### HOW TO COMPLETE THIS TASK
From the material below, pull each line containing the string "List".

*** Opening of DATA SHOWN ***

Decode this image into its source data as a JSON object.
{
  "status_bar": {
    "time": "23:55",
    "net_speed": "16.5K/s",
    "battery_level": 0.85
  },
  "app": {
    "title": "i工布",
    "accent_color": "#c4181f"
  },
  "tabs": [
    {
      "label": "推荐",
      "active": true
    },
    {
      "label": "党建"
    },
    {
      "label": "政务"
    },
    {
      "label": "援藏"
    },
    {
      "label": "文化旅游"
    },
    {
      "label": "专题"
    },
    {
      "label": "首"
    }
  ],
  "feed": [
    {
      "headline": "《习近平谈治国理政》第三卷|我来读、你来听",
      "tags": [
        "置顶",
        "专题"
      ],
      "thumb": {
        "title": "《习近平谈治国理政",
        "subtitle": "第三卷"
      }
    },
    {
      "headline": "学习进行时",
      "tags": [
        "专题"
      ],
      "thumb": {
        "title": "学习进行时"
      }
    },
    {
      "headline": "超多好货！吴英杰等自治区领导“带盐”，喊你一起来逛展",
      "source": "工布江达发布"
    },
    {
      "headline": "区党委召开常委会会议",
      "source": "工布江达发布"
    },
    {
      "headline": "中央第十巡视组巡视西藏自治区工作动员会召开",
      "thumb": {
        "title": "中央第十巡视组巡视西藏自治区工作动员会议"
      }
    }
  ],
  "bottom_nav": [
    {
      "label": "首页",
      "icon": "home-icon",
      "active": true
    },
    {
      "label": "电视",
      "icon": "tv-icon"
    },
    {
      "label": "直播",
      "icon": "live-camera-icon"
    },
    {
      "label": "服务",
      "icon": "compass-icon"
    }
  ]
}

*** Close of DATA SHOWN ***
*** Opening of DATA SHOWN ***

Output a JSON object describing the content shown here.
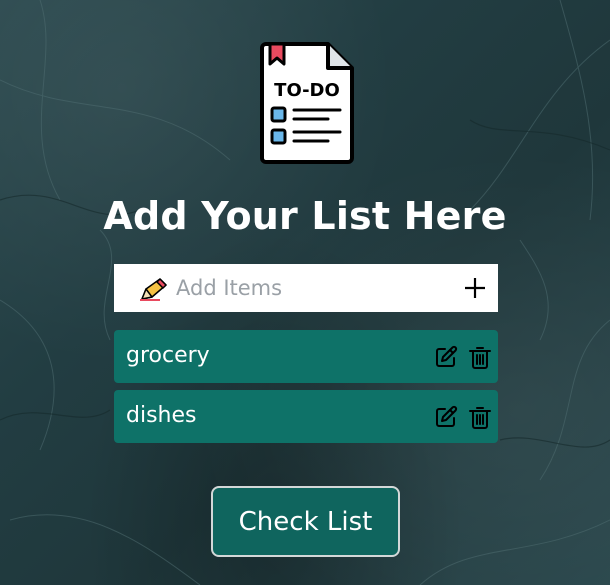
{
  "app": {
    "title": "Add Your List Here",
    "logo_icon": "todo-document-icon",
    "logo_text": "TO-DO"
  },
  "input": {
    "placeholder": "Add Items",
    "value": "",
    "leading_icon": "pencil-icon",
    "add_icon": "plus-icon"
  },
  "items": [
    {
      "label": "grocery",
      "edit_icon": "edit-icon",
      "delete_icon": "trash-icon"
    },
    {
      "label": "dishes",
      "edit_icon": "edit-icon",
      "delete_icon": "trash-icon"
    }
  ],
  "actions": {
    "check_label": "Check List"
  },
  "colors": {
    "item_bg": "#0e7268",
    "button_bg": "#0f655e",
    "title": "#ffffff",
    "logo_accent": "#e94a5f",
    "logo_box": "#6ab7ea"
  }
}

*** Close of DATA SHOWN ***

### TASK RESULT
    "title": "Add Your List Here",
    "check_label": "Check List"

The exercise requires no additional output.